The important point here is to teach your child discretion without teaching her shame. Learning about her body, what feels good, and what all the parts are for is an important step on the road to being a healthy young adult. You want her to someday be an adult who does not let someone else touch her in a way she doesn’t like. Teaching her both privacy and pride directly affect her ability to protect herself and advocate for herself in the future.
Will your kid be be “overly sexual” later? Masturbation does not lead to promiscuity. Earlier I said it’s a good idea. Why? Teens who (on anonymous surveys) give high scores for masturbation and comfort with themselves often delay sex with others. Perhaps this is because they can explore these feelings alone; perhaps it is because they can better communicate what they do and don’t want to do. Maybe it’s because sex for teens tends to be messy, embarrassing, often terrifying, and about 17 seconds from start to finish. The kids who can achieve orgasm alone may realize how much better it is!
All kids have sexual and sensual feelings. We each have a drive to explore these feelings (or we would never have kids). Consider this: Would you rather your tween or teen try to satisfy these urges alone or with a friend? Many kids respond to their sex drive with experimentation. Having the knowledge and skills to satisfy their sexual hungers on their own can give them extra strength to avoid sexual situations they aren’t ready for. Pretending our children don’t have an inborn sexual drive will only increase their risk of bad outcomes later, like STDs and teen parenting.
Dr. Doom disclaimer: Children who suddenly become much more sexual at any age may be a victim of sexual abuse. This behavior usually represents itself in more than one way. Masturbating alone is not usually such an indicator. Children in this situation will often show behavior change as well, some becoming withdrawn or aggressive, behaving suddenly different toward men/teen boys. If you have any concerns about this, speak to your child’s doctor or seek out advocacy in your area.

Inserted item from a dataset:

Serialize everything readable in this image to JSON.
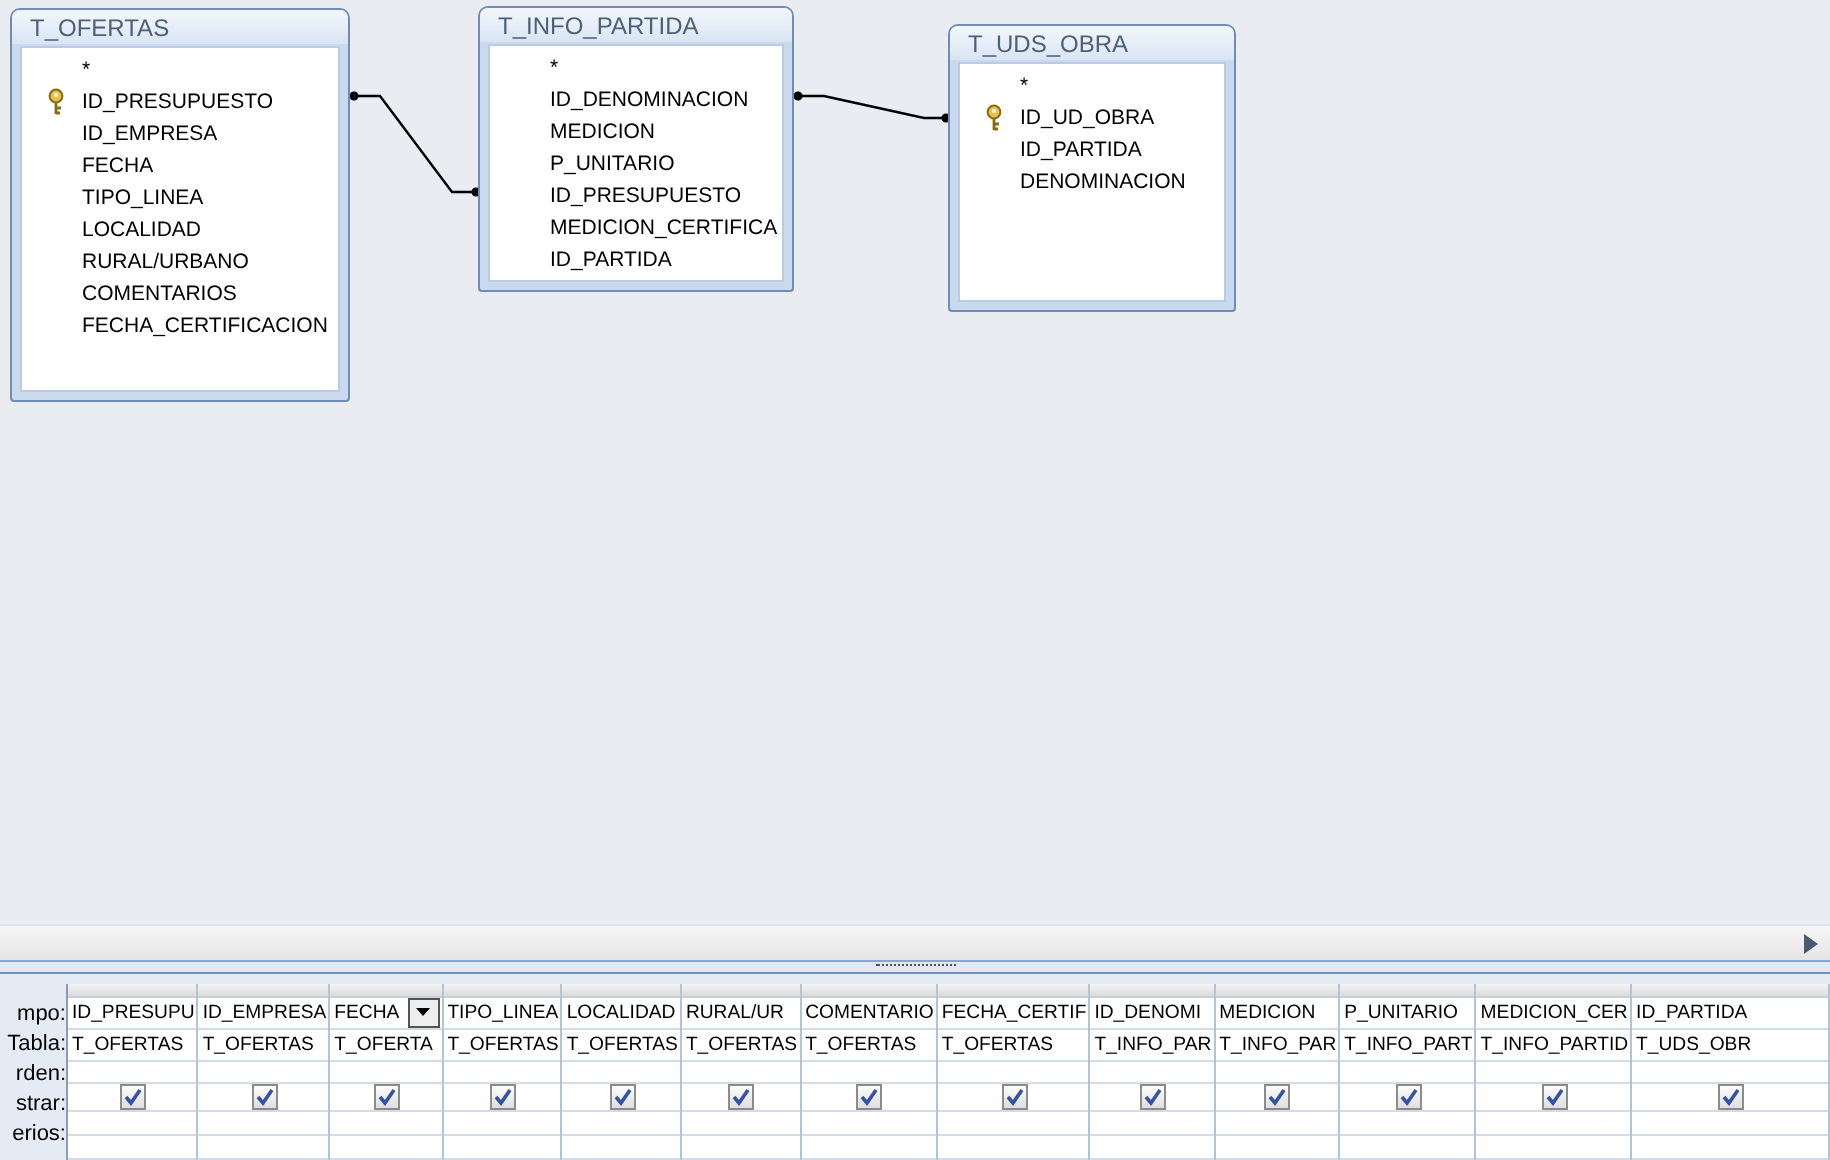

Remember: Good parents can end up with a child who has been sexually abused by someone. Good parents ask and listen. Good parents look for the truth even if it is hard.